• [Task description]:
Search the material for "andar" and show all lines that contain it.

• [Source information]:
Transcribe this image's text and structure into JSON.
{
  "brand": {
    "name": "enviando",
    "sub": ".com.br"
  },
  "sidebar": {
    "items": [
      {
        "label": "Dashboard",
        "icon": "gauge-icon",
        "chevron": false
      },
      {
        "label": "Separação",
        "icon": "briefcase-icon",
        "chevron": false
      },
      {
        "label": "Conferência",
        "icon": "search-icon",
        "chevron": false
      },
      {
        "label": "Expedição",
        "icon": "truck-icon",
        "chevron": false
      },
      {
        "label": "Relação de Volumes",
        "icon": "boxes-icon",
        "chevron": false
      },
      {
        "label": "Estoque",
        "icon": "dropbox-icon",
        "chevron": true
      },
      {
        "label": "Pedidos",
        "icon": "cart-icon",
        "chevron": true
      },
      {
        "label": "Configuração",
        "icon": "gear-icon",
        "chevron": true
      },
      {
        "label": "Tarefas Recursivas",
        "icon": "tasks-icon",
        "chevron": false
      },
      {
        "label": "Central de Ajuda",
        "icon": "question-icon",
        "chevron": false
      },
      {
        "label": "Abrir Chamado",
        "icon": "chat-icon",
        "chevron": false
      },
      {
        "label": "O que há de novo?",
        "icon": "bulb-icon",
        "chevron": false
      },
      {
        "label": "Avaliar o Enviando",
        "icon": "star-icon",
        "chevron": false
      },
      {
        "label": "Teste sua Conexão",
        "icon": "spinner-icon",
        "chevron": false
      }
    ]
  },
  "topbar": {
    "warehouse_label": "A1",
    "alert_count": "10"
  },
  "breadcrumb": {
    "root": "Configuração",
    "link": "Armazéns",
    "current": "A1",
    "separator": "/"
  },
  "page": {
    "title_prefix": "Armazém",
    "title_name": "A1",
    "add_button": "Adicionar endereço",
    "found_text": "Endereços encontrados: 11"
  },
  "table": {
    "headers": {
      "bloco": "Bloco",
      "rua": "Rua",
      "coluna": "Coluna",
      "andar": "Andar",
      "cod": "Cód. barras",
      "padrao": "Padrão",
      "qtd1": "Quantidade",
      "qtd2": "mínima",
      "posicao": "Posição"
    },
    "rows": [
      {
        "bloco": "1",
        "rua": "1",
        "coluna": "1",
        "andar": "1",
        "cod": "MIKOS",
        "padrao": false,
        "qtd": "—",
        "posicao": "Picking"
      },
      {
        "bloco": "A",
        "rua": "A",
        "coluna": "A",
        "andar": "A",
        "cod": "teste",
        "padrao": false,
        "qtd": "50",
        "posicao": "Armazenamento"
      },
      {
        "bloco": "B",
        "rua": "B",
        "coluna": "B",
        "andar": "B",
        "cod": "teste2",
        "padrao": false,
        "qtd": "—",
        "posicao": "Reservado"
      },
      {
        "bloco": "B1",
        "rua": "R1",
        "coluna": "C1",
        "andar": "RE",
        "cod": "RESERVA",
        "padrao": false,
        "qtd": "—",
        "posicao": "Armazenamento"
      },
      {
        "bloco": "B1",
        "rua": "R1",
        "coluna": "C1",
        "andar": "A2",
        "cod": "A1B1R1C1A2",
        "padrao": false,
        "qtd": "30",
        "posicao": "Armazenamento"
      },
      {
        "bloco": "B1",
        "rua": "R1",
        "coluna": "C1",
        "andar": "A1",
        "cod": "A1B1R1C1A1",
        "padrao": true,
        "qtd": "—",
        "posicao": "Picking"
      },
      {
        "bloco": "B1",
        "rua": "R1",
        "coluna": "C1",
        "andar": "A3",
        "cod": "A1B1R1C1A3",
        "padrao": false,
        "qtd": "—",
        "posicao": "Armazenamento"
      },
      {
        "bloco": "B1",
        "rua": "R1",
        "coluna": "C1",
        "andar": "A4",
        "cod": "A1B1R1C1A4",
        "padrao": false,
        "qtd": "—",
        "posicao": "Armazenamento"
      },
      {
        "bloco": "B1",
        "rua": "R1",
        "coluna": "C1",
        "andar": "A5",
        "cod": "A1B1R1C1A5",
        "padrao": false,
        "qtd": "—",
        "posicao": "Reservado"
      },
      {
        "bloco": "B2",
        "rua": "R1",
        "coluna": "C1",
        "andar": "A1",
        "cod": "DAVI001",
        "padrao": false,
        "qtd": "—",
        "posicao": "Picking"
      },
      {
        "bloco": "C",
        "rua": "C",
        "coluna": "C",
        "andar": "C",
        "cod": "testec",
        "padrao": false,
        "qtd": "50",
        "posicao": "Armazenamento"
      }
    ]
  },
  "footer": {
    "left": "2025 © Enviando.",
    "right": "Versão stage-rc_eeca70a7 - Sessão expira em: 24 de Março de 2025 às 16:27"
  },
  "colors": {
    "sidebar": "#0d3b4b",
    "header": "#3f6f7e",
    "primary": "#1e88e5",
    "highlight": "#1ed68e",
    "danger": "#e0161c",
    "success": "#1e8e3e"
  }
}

• [Task answer]:
      "andar": "Andar",
        "andar": "1",
        "andar": "A",
        "andar": "B",
        "andar": "RE",
        "andar": "A2",
        "andar": "A1",
        "andar": "A3",
        "andar": "A4",
        "andar": "A5",
        "andar": "A1",
        "andar": "C",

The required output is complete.